Exercise data: Begin

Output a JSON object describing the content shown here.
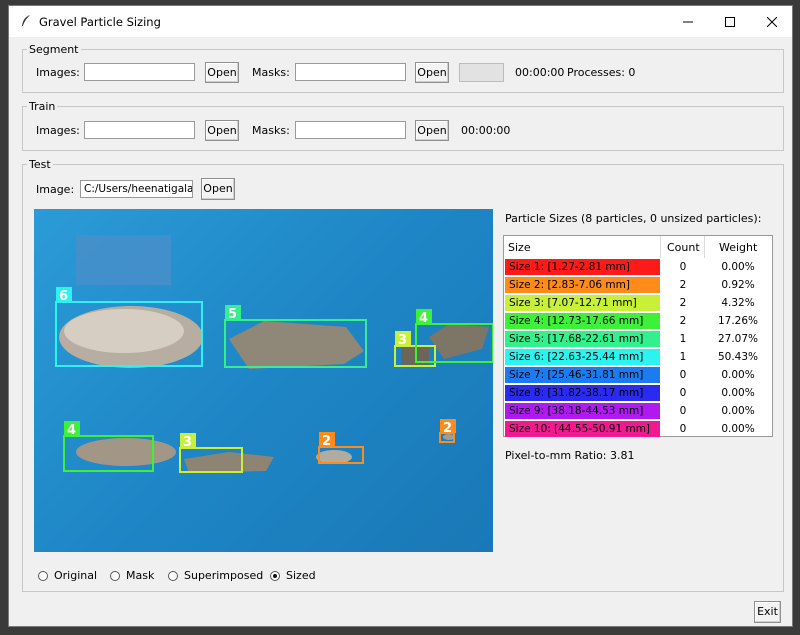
{
  "window": {
    "title": "Gravel Particle Sizing",
    "minimize": "—",
    "maximize": "☐",
    "close": "✕"
  },
  "segment": {
    "legend": "Segment",
    "images_label": "Images:",
    "images_value": "",
    "open_images": "Open",
    "masks_label": "Masks:",
    "masks_value": "",
    "open_masks": "Open",
    "progress": 0,
    "time": "00:00:00",
    "processes": "Processes: 0"
  },
  "train": {
    "legend": "Train",
    "images_label": "Images:",
    "images_value": "",
    "open_images": "Open",
    "masks_label": "Masks:",
    "masks_value": "",
    "open_masks": "Open",
    "time": "00:00:00"
  },
  "test": {
    "legend": "Test",
    "image_label": "Image:",
    "image_value": "C:/Users/heenatigalaka",
    "open_image": "Open",
    "particle_sizes_title": "Particle Sizes (8 particles, 0 unsized particles):",
    "table": {
      "headers": [
        "Size",
        "Count",
        "Weight"
      ],
      "rows": [
        {
          "size": "Size 1: [1.27-2.81 mm]",
          "count": "0",
          "weight": "0.00%",
          "color": "#ff1a1a"
        },
        {
          "size": "Size 2: [2.83-7.06 mm]",
          "count": "2",
          "weight": "0.92%",
          "color": "#ff8c1a"
        },
        {
          "size": "Size 3: [7.07-12.71 mm]",
          "count": "2",
          "weight": "4.32%",
          "color": "#c8f03a"
        },
        {
          "size": "Size 4: [12.73-17.66 mm]",
          "count": "2",
          "weight": "17.26%",
          "color": "#3ef03a"
        },
        {
          "size": "Size 5: [17.68-22.61 mm]",
          "count": "1",
          "weight": "27.07%",
          "color": "#33f08c"
        },
        {
          "size": "Size 6: [22.63-25.44 mm]",
          "count": "1",
          "weight": "50.43%",
          "color": "#2cf2f0"
        },
        {
          "size": "Size 7: [25.46-31.81 mm]",
          "count": "0",
          "weight": "0.00%",
          "color": "#1a7cf0"
        },
        {
          "size": "Size 8: [31.82-38.17 mm]",
          "count": "0",
          "weight": "0.00%",
          "color": "#2b2bf0"
        },
        {
          "size": "Size 9: [38.18-44.53 mm]",
          "count": "0",
          "weight": "0.00%",
          "color": "#b01af0"
        },
        {
          "size": "Size 10: [44.55-50.91 mm]",
          "count": "0",
          "weight": "0.00%",
          "color": "#f01a90"
        }
      ]
    },
    "ratio": "Pixel-to-mm Ratio: 3.81",
    "view_options": [
      {
        "label": "Original",
        "selected": false
      },
      {
        "label": "Mask",
        "selected": false
      },
      {
        "label": "Superimposed",
        "selected": false
      },
      {
        "label": "Sized",
        "selected": true
      }
    ],
    "particle_labels": [
      "6",
      "5",
      "3",
      "4",
      "4",
      "3",
      "2",
      "2"
    ]
  },
  "exit_label": "Exit"
}
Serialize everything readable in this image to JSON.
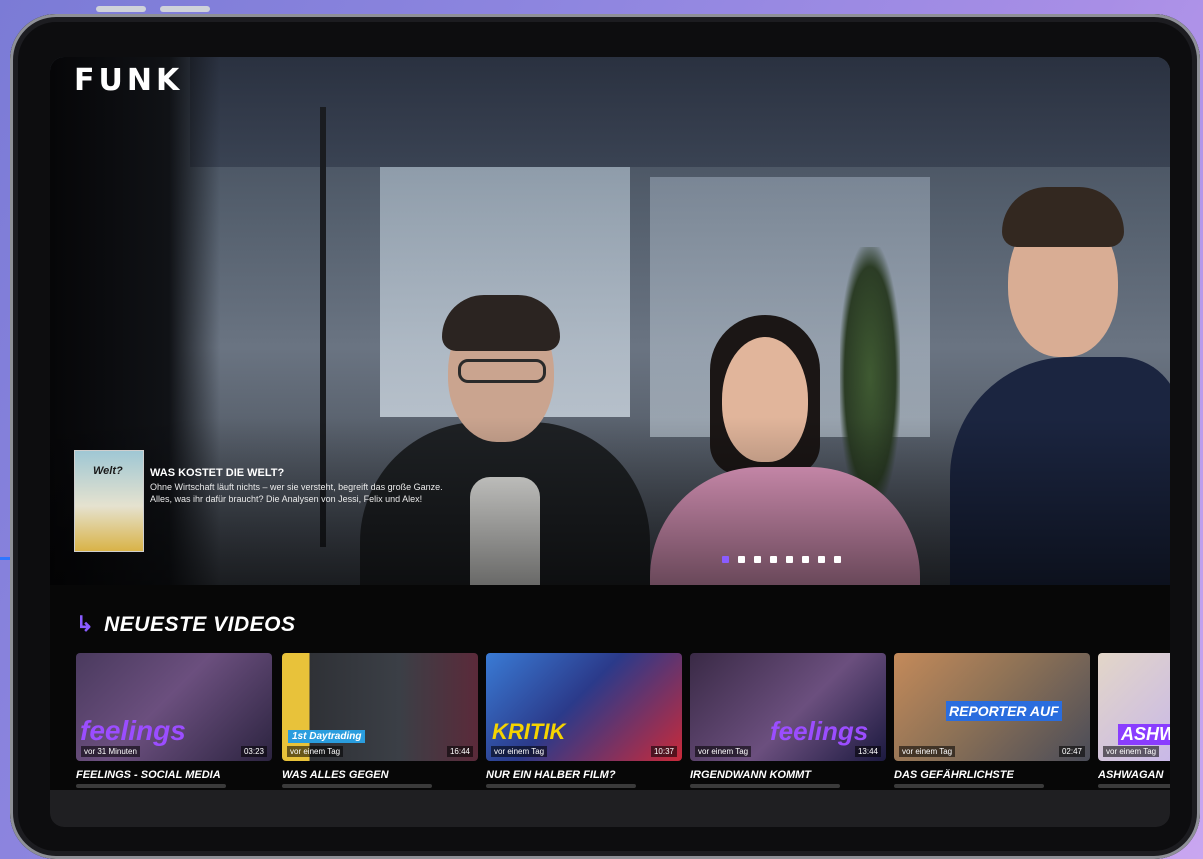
{
  "app": {
    "logo": "FUNK"
  },
  "hero": {
    "promo_title": "WAS KOSTET DIE WELT?",
    "promo_description": "Ohne Wirtschaft läuft nichts – wer sie versteht, begreift das große Ganze. Alles, was ihr dafür braucht? Die Analysen von Jessi, Felix und Alex!",
    "promo_thumb_text": "Welt?",
    "slide_count": 8,
    "active_slide": 1
  },
  "section": {
    "title": "NEUESTE VIDEOS",
    "arrow": "↳"
  },
  "videos": [
    {
      "title": "FEELINGS - SOCIAL MEDIA",
      "age": "vor 31 Minuten",
      "duration": "03:23",
      "overlay": "feelings"
    },
    {
      "title": "WAS ALLES GEGEN",
      "age": "vor einem Tag",
      "duration": "16:44",
      "overlay": "1st Daytrading"
    },
    {
      "title": "NUR EIN HALBER FILM?",
      "age": "vor einem Tag",
      "duration": "10:37",
      "overlay": "KRITIK"
    },
    {
      "title": "IRGENDWANN KOMMT",
      "age": "vor einem Tag",
      "duration": "13:44",
      "overlay": "feelings"
    },
    {
      "title": "DAS GEFÄHRLICHSTE",
      "age": "vor einem Tag",
      "duration": "02:47",
      "overlay": "REPORTER AUF"
    },
    {
      "title": "ASHWAGAN",
      "age": "vor einem Tag",
      "duration": "",
      "overlay": "ASHWA"
    }
  ],
  "colors": {
    "accent": "#8a5cff",
    "screen_bg": "#070707"
  }
}
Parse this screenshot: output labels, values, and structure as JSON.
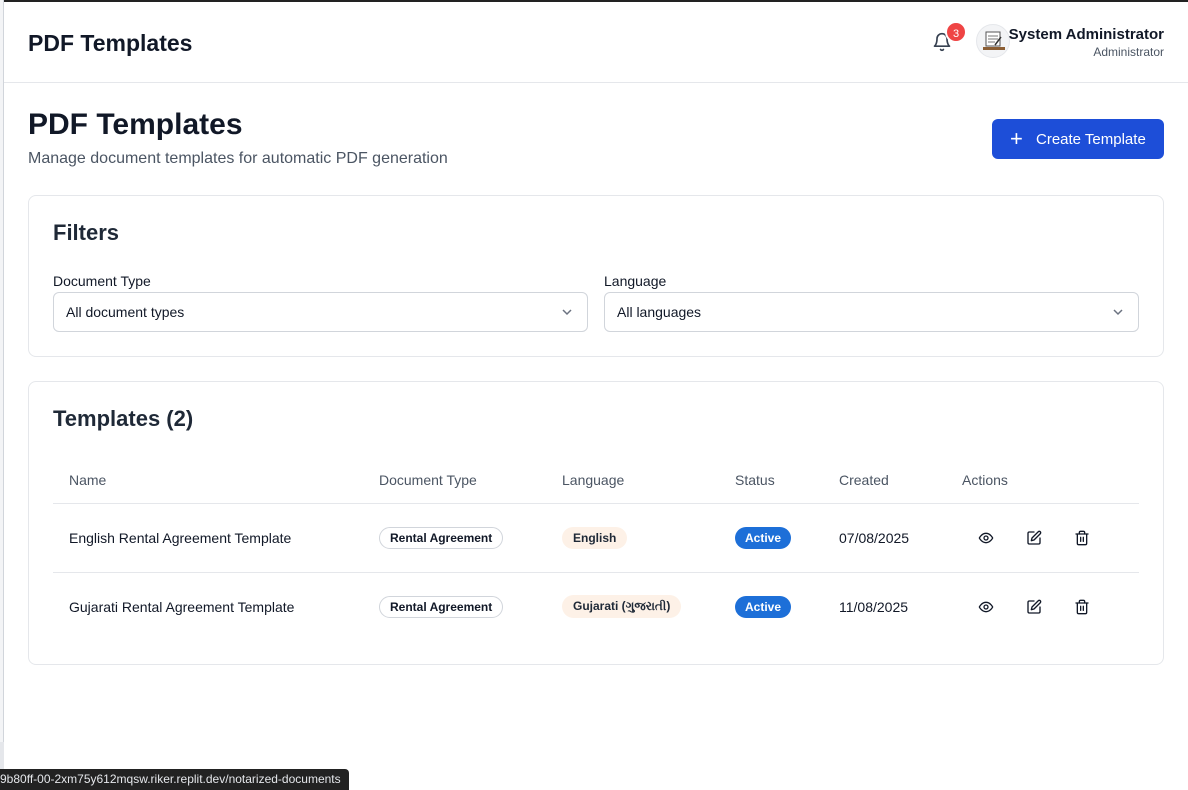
{
  "header": {
    "title": "PDF Templates",
    "notification_count": "3",
    "user_name": "System Administrator",
    "user_role": "Administrator"
  },
  "page": {
    "title": "PDF Templates",
    "subtitle": "Manage document templates for automatic PDF generation",
    "create_button": "Create Template"
  },
  "filters": {
    "title": "Filters",
    "document_type": {
      "label": "Document Type",
      "value": "All document types"
    },
    "language": {
      "label": "Language",
      "value": "All languages"
    }
  },
  "templates": {
    "title": "Templates (2)",
    "columns": [
      "Name",
      "Document Type",
      "Language",
      "Status",
      "Created",
      "Actions"
    ],
    "rows": [
      {
        "name": "English Rental Agreement Template",
        "document_type": "Rental Agreement",
        "language": "English",
        "status": "Active",
        "created": "07/08/2025"
      },
      {
        "name": "Gujarati Rental Agreement Template",
        "document_type": "Rental Agreement",
        "language": "Gujarati (ગુજરાતી)",
        "status": "Active",
        "created": "11/08/2025"
      }
    ]
  },
  "status_bar": {
    "url": "9b80ff-00-2xm75y612mqsw.riker.replit.dev/notarized-documents"
  },
  "colors": {
    "primary": "#1d4ed8",
    "active_badge": "#1d6fd8",
    "notification": "#ef4444",
    "language_pill": "#fdf1e7"
  },
  "icons": {
    "notification": "bell-icon",
    "create": "plus-icon",
    "select": "chevron-down-icon",
    "view": "eye-icon",
    "edit": "edit-icon",
    "delete": "trash-icon"
  }
}
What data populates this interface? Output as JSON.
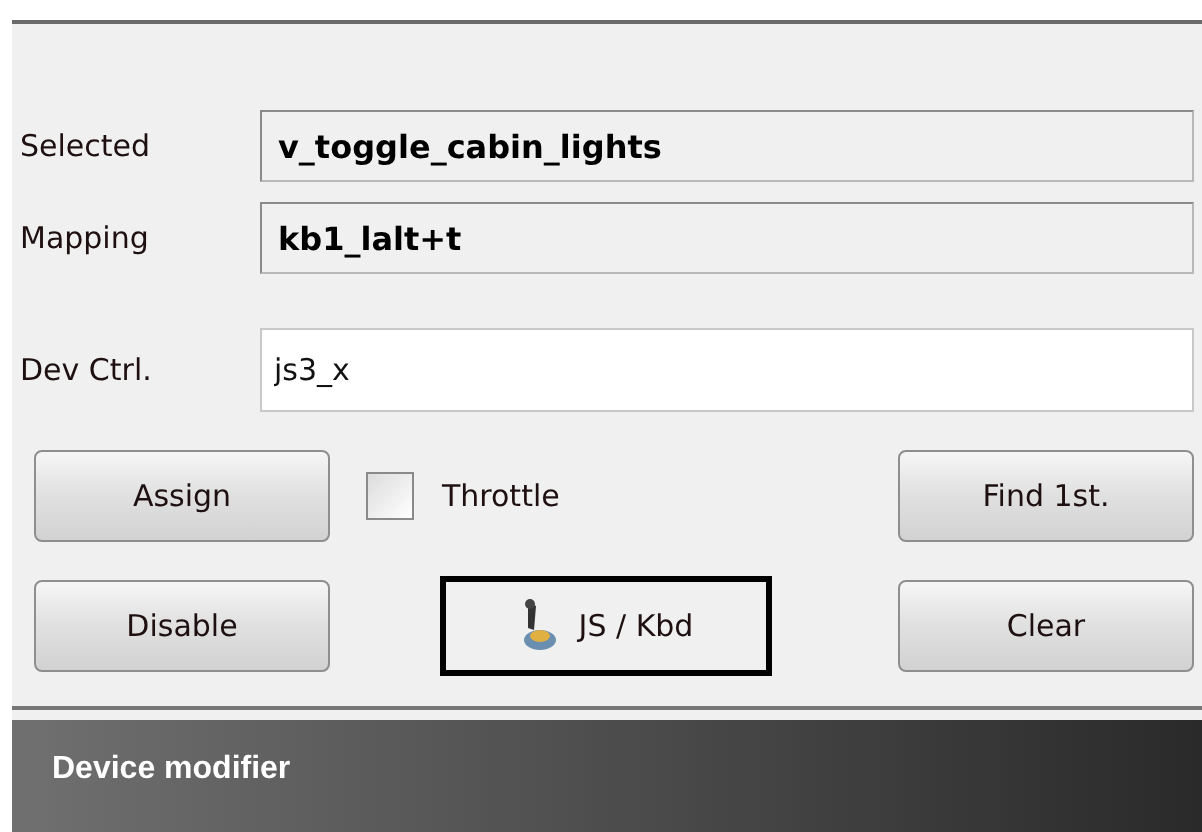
{
  "fields": [
    {
      "label": "Selected",
      "value": "v_toggle_cabin_lights",
      "kind": "readonly"
    },
    {
      "label": "Mapping",
      "value": "kb1_lalt+t",
      "kind": "readonly"
    },
    {
      "label": "Dev Ctrl.",
      "value": "js3_x",
      "kind": "input"
    }
  ],
  "buttons_row_1": {
    "assign": "Assign",
    "throttle": {
      "label": "Throttle",
      "checked": false
    },
    "find": "Find 1st."
  },
  "buttons_row_2": {
    "disable": "Disable",
    "mode": "JS / Kbd",
    "clear": "Clear"
  },
  "section_header": "Device modifier"
}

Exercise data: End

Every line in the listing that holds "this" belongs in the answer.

- Response area -
Serialize everything readable in this image to JSON.
Parse this screenshot: output labels, values, and structure as JSON.
What data populates this interface? Output as JSON.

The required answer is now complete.